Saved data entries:

-*-

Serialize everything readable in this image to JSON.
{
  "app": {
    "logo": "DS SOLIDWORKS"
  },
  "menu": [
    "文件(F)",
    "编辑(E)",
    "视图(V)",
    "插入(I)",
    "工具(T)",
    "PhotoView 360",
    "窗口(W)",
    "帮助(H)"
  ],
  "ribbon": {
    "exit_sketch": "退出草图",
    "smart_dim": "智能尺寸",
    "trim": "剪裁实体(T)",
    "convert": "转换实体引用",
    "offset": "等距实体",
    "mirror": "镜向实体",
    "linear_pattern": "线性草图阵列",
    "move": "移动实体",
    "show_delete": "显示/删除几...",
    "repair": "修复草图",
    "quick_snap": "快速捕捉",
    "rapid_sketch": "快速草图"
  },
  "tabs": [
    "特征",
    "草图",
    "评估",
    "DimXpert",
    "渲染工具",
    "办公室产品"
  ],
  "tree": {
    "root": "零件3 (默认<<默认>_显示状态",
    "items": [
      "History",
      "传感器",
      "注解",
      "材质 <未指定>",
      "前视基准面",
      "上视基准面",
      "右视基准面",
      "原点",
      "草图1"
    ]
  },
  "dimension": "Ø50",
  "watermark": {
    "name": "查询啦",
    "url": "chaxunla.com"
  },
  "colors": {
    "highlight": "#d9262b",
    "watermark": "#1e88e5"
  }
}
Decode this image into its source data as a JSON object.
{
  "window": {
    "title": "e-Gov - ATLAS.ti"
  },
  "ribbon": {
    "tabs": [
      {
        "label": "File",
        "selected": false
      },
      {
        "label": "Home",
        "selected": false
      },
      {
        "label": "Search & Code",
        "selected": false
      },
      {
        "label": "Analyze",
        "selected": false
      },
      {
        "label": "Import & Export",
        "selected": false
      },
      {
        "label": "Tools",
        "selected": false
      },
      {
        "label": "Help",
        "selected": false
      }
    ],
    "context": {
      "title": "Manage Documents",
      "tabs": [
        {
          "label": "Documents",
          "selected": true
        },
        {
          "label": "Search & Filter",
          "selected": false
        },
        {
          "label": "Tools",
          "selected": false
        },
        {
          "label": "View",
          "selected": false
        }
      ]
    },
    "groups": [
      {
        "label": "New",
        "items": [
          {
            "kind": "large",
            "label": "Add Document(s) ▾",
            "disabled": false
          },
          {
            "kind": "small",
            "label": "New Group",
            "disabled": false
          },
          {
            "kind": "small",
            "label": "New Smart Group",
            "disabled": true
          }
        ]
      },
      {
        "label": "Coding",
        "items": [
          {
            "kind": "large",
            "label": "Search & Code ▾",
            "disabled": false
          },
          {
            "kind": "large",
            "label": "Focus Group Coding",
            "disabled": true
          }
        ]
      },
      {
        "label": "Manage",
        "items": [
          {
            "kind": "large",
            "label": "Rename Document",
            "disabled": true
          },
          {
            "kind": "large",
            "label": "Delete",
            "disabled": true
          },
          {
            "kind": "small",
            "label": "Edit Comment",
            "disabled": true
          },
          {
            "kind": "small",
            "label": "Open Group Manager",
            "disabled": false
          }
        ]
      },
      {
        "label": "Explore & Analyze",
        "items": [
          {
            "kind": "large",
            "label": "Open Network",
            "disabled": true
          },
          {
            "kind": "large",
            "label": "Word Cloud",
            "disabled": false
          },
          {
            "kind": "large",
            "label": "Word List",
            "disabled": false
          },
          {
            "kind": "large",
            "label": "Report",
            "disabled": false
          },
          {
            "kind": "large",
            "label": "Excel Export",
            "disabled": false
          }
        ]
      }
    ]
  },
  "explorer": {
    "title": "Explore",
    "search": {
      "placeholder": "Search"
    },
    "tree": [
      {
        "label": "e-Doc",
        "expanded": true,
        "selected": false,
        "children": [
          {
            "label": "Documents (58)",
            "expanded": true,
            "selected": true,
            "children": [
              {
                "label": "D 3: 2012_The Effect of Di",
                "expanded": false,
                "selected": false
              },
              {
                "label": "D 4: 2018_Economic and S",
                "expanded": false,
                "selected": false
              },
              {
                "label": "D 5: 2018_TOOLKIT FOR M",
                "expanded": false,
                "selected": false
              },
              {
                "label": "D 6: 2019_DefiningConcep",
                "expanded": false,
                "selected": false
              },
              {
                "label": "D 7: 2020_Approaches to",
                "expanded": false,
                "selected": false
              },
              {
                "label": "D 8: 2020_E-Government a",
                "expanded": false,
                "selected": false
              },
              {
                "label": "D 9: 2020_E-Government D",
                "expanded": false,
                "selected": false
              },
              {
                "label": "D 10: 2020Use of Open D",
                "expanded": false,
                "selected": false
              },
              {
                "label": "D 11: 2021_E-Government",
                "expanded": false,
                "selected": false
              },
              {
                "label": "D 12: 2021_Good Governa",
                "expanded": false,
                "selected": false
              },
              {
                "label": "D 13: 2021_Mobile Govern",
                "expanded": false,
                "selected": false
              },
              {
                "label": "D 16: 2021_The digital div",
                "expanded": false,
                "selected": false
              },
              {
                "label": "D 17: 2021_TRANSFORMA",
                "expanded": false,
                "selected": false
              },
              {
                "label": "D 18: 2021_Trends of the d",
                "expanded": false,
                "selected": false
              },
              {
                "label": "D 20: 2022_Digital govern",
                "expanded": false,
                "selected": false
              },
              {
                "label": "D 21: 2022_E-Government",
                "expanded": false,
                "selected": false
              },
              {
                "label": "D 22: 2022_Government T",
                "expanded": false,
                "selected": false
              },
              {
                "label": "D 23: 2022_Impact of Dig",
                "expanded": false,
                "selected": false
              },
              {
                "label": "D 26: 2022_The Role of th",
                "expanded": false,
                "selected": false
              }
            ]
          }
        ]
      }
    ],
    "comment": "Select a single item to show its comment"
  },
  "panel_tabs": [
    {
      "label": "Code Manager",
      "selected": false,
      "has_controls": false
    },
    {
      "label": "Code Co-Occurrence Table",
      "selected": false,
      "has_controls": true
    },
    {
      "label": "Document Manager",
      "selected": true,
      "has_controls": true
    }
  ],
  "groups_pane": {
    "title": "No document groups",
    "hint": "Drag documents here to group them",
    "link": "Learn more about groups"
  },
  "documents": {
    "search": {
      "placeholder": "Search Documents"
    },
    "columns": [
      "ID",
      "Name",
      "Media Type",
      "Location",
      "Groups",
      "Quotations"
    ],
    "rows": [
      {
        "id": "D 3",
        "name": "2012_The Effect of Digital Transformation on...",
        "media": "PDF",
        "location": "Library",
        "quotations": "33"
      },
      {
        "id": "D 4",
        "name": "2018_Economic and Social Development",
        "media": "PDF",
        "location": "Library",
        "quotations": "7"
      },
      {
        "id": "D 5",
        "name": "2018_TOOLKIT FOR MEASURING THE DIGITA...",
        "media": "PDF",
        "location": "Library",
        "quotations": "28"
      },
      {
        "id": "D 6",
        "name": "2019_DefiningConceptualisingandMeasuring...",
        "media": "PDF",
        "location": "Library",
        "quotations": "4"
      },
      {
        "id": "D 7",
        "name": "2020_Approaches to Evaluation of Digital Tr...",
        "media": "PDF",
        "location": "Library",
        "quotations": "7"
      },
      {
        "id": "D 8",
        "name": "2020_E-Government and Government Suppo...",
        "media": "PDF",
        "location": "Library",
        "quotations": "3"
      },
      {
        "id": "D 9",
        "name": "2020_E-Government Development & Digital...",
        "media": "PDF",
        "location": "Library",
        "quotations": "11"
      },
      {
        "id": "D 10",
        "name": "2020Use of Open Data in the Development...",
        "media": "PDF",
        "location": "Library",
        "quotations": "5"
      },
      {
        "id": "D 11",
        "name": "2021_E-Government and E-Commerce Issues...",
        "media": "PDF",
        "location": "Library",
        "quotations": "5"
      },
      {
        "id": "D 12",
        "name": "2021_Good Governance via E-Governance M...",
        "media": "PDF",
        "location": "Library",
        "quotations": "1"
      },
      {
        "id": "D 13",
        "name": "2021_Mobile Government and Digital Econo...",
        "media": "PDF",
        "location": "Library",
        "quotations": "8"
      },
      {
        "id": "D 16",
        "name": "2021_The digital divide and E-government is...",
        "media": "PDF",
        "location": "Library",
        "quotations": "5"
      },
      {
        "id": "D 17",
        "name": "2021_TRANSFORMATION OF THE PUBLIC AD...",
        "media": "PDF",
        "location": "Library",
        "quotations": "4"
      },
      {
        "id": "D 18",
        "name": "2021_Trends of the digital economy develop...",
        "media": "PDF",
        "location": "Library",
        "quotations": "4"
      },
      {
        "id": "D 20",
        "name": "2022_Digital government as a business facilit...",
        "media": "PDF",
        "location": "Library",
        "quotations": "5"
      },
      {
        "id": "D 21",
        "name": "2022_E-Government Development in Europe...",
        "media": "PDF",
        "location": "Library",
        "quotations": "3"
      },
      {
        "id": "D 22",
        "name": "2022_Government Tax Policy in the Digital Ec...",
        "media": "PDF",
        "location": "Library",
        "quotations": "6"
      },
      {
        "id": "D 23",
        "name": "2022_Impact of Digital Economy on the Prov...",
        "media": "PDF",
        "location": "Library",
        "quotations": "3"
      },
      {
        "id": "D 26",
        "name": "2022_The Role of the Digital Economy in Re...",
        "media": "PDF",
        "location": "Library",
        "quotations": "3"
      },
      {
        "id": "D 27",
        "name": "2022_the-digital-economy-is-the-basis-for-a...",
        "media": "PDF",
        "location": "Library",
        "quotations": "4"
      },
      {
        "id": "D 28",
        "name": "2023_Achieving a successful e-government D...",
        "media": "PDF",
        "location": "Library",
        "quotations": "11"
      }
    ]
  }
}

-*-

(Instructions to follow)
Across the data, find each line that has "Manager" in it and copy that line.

(Exercise solution)
            "label": "Open Group Manager",
      "label": "Code Manager",
      "label": "Document Manager",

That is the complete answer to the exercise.